I'm glad that I know more now about how I use and cross-reference my auditory and visual representational systems. It's much more subtle and complex than I thought. I still can't quite reach thanks but I'm appreciative of my ability to turn an irritating problem into a learning experience.

Wednesday, November 23, 2011

Nodding

What does a nodding head mean? The reason I ask is that at the NLP Conference a famous member of the NLP community said that nodding whilst a client is explaining his/her problem reinforces the problem because in effect a nod is a non-verbal "Yes". So we were all asked to practise listening to each other talk about an issue or problems without nodding, and challenged to do that without breaking rapport. This idea apparently comes from another famous NLPer, so that's two big names in NLP who think a nod means yes, saying yes during the explanation of a problem is a bad thing, and that refraining from nodding is a positive and supportive way to help people with problems. I think it's fair to say that I had some qualms about this and decided to do a little impromptu modelling of nodders and nodding and indeed it took less than 20 minutes to identify 3 different uses of nodding (there may well be more - feel free to investigate). There is the pace/lead nod where the listener nods with a rhythm that matches (and sometimes sets) the pace at which the speaker communicates; there is the acknowledgement nod where the listener nods to indicate that he/she understands what the speaker has just said (the more emotional the statement the bigger and/or quicker the nodding tends to be); also there is of course the simple yes nod. Nodding would appear to be more complicated than some thought, and frankly that was really easy to discover, which in turn makes me wonder about the thinking process that led up to the not nodding idea.

There is another aspect of all of this that makes me deeply unsettled rather than wonder, and that's a mindset in which it seems OK to treat people this way. Just for one second put yourself in the position of someone with a problem (and not one of the collection of trivial ones NLPers carry around with them for practising new techniques on) who is seeking help. The fact that you come to seek help indicates two important things: 1. You are already in a process of change indicated by the fact that now is the right time to work on this and not some earlier time. 2. In seeking help you indicate a belief that you may struggle with this on your own. Both of these are signs of involved and complex mental processing and the resources involved in both are obvious assets that can be used to help solve the problem. In response to this the not nodding things shows that the practitioner just sees the problem as a stuck state you need to move on from and not a source of anything useful. Also unless the practitioner abstains from nodding completely he/she is signalling to you that discussion about solutions is good and problems bad. Add all that up: it indicates a condescending frame of mind, a denial that problems often contain their own solutions (or at least the energetic and reasoning foundations of solutions), and a deliberate attempt to manipulate clients.
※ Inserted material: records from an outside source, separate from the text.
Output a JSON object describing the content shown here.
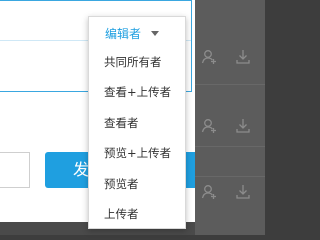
{
  "share_dialog": {
    "permission_select": {
      "selected_label": "编辑者",
      "options": [
        "共同所有者",
        "查看+上传者",
        "查看者",
        "预览+上传者",
        "预览者",
        "上传者"
      ]
    },
    "send_button_label": "发"
  },
  "icons": {
    "row_actions": [
      "add-member-icon",
      "download-icon"
    ]
  },
  "colors": {
    "accent": "#1f9fe0",
    "overlay": "#5c5c5c"
  }
}
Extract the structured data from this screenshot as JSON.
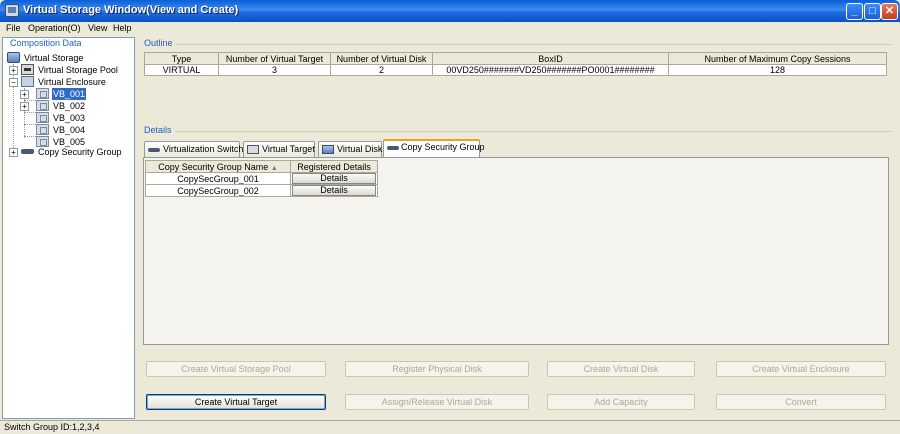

And what did I do when the NLP luminary asked whether we all understood this wonderful technique? Obvious - I refrained from nodding.